FEW films in recent memory have simultaneously pastiched and felt thoroughly a part of a stylised and melodramatic bygone era as this oddball witch’s brew of a horror-comedy from writer-director Anne Biller.

Elaine (Samantha Robinson) is a modern-day witch who uses her looks, seductive charm and specially made love potions to lure various men to her and get them to fall in love with her.

When she moves to a new small town to continue her work, it garners the suspicious attention of a determined local police officer. She’s like a potion-wielding wolf in Stepford-wife clothing and the men better watch out.

To its credit it’s a film that feels like it genuinely could have come out 40 or 50 years ago, evoking a time that now feels distant, but is nicely realised on screen here, whether it’s the faux aesthetic (kitsch wardrobe, exaggerated make-up, outdated ’60s music) or intentionally campy character interactions.

It all serves to create a mood that whisks us back to a time – and style of cinema – that’s now out of reach, served up with a knowing wink and tongue lodged firmly in its cheek.

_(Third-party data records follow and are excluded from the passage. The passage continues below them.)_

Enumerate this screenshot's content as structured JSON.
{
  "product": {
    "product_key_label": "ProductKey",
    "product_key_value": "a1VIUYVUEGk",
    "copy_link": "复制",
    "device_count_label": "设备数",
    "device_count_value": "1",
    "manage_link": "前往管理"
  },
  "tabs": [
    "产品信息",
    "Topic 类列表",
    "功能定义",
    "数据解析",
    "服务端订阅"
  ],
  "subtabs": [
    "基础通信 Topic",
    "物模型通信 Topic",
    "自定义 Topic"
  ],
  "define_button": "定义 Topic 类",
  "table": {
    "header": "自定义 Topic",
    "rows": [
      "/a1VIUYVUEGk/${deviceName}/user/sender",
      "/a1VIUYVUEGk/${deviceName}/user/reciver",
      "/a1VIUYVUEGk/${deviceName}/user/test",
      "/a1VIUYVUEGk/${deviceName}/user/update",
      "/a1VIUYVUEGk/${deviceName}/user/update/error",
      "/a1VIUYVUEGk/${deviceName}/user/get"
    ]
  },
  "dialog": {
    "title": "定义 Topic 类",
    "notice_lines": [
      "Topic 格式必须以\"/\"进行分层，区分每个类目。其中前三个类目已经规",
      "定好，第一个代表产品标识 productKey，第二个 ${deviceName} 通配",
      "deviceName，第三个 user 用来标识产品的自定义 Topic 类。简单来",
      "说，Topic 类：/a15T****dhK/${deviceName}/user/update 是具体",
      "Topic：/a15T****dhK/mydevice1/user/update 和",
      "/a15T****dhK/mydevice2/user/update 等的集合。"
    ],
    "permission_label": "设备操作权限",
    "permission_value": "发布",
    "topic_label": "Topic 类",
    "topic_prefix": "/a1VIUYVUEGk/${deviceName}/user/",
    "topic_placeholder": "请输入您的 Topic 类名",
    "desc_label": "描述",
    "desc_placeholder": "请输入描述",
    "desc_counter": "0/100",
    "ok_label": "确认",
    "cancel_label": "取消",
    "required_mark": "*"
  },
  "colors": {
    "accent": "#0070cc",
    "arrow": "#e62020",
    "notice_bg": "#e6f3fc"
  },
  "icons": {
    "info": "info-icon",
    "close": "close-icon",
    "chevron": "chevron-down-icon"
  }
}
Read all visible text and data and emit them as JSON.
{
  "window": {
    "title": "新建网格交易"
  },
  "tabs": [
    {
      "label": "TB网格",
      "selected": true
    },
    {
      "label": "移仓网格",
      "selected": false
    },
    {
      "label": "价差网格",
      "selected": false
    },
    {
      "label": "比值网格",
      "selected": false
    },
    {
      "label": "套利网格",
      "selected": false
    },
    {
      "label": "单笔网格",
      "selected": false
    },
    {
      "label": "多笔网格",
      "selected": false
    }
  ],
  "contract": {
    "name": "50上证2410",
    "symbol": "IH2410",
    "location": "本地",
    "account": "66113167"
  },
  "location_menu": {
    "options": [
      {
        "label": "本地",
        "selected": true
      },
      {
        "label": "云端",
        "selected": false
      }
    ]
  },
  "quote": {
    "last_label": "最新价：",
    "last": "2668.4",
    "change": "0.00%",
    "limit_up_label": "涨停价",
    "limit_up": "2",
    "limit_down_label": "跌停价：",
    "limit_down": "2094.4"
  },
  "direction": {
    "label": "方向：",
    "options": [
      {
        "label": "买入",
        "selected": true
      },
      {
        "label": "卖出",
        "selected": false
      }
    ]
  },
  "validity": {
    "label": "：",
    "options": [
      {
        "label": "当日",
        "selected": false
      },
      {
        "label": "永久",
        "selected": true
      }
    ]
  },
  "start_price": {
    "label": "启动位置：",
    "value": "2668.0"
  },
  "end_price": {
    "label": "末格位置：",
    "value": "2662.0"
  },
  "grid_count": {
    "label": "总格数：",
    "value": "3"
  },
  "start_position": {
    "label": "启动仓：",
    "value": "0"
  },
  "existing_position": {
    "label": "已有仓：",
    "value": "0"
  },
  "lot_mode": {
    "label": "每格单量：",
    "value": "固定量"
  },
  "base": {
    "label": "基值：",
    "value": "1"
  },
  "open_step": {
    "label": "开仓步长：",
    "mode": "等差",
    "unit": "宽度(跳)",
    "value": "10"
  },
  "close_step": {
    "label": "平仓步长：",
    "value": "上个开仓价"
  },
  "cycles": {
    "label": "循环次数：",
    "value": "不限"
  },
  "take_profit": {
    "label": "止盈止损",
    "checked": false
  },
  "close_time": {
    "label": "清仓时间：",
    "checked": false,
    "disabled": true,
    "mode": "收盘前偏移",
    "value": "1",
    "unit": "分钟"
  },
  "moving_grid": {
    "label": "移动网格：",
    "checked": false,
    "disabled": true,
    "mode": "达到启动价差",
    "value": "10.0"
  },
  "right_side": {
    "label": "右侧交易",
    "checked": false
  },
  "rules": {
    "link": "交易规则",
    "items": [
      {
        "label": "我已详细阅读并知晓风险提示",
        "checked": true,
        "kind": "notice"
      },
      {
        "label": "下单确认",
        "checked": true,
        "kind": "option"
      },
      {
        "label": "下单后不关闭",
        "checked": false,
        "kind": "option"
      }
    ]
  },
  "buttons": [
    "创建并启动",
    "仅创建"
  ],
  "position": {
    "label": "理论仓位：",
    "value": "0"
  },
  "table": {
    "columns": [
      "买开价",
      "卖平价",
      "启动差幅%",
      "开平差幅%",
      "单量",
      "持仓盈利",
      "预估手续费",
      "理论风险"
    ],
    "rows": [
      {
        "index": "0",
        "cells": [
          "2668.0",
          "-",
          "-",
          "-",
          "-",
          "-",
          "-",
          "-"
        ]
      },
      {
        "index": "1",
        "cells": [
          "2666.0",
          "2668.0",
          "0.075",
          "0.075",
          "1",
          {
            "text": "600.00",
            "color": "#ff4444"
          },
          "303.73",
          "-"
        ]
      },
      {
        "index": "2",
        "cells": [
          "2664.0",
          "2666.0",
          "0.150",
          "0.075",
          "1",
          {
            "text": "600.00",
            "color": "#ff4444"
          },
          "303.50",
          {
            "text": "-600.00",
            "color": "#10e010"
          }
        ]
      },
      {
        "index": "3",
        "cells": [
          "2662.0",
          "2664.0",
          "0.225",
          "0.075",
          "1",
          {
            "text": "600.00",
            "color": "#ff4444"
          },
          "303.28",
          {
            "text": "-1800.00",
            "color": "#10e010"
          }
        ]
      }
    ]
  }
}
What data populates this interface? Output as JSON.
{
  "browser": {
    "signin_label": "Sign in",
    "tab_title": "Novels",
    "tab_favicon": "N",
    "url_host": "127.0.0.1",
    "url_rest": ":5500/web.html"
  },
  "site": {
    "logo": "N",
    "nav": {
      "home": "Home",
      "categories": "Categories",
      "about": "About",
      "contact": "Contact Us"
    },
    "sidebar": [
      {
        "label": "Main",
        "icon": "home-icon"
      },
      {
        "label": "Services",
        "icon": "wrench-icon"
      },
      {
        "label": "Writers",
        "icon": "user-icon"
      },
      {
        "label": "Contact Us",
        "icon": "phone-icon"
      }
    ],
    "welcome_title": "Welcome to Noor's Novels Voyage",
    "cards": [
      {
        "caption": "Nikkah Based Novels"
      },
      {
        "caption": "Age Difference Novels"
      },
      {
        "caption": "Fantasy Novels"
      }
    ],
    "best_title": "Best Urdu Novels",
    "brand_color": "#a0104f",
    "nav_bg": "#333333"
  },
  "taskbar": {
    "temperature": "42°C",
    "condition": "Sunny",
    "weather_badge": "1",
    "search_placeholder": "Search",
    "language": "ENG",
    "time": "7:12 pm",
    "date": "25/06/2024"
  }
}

The overall idea does start to wane in the second half, dragging its feet and getting rather repetitive because of its overlong two-hour runtime. But there’s a good amount of fun to be had in how it mixes together everything from campy dialogue and a kind of horror soap-opera plot to a genuinely tragic undercurrent that comments on female sexuality, expected norms and how society has (and continues to) treat the gender.